baseline value as a control comparisons within the patients were made using

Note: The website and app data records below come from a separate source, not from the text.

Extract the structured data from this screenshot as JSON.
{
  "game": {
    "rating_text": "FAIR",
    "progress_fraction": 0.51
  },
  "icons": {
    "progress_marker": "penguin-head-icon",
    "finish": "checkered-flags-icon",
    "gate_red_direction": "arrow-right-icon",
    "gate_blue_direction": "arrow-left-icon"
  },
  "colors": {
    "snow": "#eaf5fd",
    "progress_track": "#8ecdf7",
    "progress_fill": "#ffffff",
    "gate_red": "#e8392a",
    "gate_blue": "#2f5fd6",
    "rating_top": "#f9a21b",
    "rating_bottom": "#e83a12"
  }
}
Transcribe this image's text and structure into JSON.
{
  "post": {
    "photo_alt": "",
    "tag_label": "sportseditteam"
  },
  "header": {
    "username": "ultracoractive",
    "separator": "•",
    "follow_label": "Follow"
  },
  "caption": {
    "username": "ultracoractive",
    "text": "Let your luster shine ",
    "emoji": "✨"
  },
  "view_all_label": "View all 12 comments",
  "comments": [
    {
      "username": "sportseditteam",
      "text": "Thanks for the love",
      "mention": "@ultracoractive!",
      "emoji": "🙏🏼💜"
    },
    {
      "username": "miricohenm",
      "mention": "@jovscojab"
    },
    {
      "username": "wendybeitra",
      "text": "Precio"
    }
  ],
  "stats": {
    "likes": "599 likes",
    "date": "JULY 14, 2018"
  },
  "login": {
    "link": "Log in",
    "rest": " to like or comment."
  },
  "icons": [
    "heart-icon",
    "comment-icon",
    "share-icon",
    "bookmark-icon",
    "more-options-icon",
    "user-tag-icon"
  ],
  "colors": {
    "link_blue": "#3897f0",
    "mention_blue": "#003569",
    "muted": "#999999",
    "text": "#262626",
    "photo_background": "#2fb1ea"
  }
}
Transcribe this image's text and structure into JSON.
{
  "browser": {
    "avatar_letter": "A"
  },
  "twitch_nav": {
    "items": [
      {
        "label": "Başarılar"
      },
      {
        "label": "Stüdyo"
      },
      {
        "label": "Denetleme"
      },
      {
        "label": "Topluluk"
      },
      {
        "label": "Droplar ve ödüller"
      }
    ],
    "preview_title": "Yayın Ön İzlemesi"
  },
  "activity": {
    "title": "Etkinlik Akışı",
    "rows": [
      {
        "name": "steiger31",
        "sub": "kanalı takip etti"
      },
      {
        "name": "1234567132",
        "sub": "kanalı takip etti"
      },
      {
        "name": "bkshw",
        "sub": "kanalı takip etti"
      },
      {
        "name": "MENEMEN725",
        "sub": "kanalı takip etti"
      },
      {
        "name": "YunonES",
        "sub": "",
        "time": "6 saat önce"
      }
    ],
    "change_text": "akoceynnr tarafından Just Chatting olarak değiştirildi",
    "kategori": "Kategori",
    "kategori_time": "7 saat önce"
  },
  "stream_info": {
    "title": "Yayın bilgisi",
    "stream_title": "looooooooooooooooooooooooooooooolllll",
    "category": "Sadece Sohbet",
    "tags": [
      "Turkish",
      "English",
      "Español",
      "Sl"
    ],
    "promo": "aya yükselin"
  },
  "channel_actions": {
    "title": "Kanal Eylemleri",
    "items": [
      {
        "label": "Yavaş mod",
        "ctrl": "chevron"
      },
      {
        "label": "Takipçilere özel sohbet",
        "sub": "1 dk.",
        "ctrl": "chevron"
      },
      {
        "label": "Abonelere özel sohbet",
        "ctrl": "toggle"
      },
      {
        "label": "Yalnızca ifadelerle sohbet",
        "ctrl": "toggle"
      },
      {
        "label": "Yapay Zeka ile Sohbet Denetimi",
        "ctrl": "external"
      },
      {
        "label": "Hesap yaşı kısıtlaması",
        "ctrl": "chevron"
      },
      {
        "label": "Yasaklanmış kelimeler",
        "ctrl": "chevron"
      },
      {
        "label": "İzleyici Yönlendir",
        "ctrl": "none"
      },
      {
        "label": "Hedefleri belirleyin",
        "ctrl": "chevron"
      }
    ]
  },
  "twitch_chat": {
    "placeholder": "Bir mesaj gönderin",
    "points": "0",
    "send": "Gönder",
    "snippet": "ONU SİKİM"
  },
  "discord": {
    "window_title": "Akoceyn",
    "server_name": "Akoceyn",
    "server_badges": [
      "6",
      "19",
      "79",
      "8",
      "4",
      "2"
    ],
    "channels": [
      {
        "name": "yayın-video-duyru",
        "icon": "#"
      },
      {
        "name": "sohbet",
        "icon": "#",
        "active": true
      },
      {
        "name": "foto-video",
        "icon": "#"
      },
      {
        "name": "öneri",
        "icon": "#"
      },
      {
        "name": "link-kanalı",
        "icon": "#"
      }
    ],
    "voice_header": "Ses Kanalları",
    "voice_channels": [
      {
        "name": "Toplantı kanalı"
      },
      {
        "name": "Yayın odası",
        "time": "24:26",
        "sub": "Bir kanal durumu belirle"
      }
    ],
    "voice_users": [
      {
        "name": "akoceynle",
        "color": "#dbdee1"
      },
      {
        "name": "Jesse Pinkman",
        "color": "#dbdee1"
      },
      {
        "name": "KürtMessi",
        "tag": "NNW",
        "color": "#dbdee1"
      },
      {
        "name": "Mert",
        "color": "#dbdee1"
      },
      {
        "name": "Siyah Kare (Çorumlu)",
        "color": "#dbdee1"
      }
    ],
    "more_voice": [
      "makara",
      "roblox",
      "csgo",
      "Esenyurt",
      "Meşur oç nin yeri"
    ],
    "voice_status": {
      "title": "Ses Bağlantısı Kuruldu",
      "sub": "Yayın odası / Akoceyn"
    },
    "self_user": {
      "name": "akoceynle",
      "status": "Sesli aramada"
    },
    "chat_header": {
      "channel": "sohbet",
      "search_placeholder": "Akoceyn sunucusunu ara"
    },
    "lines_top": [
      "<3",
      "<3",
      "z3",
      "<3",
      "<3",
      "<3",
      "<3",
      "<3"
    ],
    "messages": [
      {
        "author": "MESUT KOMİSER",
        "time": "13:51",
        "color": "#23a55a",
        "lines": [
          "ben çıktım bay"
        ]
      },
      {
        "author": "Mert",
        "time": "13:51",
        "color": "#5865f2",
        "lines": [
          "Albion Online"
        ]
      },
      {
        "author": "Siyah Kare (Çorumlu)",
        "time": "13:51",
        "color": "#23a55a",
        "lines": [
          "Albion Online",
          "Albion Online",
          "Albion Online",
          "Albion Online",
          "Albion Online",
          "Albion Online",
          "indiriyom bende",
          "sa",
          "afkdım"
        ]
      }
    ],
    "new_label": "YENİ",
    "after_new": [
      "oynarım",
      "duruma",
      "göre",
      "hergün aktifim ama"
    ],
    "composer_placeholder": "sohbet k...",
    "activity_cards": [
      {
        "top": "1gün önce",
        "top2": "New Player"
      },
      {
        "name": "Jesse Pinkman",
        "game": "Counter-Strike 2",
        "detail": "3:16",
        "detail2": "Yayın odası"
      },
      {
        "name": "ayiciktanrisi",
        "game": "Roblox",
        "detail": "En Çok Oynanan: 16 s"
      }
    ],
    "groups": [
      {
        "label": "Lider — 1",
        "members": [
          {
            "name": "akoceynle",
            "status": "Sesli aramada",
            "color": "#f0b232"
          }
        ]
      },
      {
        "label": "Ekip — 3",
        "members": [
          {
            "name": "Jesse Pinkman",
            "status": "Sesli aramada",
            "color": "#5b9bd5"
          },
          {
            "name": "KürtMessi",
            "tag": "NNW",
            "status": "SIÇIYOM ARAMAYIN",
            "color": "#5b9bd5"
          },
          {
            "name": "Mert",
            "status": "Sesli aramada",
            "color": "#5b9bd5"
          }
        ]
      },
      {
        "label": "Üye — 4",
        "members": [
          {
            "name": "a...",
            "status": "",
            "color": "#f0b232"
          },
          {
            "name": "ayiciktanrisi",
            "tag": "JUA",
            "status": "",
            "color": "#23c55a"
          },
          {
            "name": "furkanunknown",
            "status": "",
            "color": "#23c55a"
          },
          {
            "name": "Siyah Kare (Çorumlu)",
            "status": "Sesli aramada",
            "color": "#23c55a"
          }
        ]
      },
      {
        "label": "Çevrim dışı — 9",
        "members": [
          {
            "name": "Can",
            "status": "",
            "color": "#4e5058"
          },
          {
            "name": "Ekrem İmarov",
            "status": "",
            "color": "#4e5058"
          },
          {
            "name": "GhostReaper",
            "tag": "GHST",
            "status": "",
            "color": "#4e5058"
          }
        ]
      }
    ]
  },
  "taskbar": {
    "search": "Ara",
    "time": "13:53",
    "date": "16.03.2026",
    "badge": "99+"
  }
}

paired t-test with a significance criterion of P<0.05 where the test results were reported as mean ± SEM. The Patients were characteristics per ages, the mean age at diagnosis was 67.5 ± 2.2 years and the mean age at gene transfer was 69.3 ± 2.2 years. Patients survived a mean time period of 5.4 ± 1.0 years after gene transfer 19. Fluorescent Viability Determination Several sets tissues label were performed in order to evaluate the effect of NGF have in the brain. Firs, Nissl stain was performed to visualize the fibroblast grafts in ex vivo patients as well as the cellular morphology. NGF antibody: 1:500 dilution for fluorescence, 1:1000 dilution for light-level labeling. Then, p75 which detects the low-affinity NGF receptor and is expressed by NGF-responsive cholinergic neurons of the basal forebrain. Finally, c-fos, to assess activation of cell signaling classically related to NGF signaling.  And Phospho-tau immunolabeling to detect neurofibrillary degeneration20,21 . Antemortem Prediction of Braak stage The Braak stages of the patients within each control and treatment sample will be determined. These methods were used both in research and for the clinical diagnosis of these diseases and are obtained by performing an autopsy of the patient's brain. During the light level immunolabeling, sections were incubated 0·1M Sodium Periodiate for 20 min and rinsed in 0.1M of TBS, antibodies were also detected by incubating sections in 1.5 µg/ml biotinylated IgG. During the fluorescent immunolabeling section were sections were post-fixed in 2% paraformaldehyde and treated with 0.1M sodium borohydride for 30 min followed by 30 min in 0.5% Sudan black then Sections were incubated in primary antibodies for 72 hr at 4°C. Finally, p75 cells were measured using a stereological microscope, A counting frame of 300×300 µm with 1:4 sample ratio. The p75 cells bodies were performed in three patients that received unilateral transplantation of the autologous fibroblasts expressing NGF19,20,21. Pathological Evaluation of Brains During this clinical trial a pathological evaluation was performed in all study subjects. Signs Alzheimer disease were showed by ?-amyloid and tau in all patients, as well as NGF-treated subjects and control Alzheimer disease. POSSIBLE PITFALLS Biological response to NGF were reported in the largest parts if the patient's brain. Results cholinergic cell size in p75 labeled sections was measured in three subjects and received unilateral delivery of NGF. Cell hypertrophy which is a neuronal response to trophic stimulus was observed in brains of three patients undergoing the ex vivo NGF gene transfer21,23,24.  Further evidence, two patients that underwent AAV2-NGF in vivo gene transfer an activation of growth factor-induced canonical trophic signaling was also observed24. Significant   Alzheimer's disease-related deaths have increased over the past decades in every race, sex, and ethnicity category, however the good news is that even though this disease is progressive and cannot be stopped; much can be done to improve the quality of life for the person with Alzheimer.  The key to coping is a willingness to seek information and an openness to accept help and support from others. NGF is a new gene therapy administered to patients with established Alzheimer's disease results in classic trophic responses, characterized by axonal sprouting in all patients examined. Responses to NGF persist up to ten years after gene transfer. Subsets of patients examined for neuronal hypertrophy activation provide additional evidence for trophic activity. No adverse pathological effects are observed over this time period, supporting the safety and rationale for expanded clinical programs underway in Alzheimer's disease, Parkinson's disease and other neurological indications.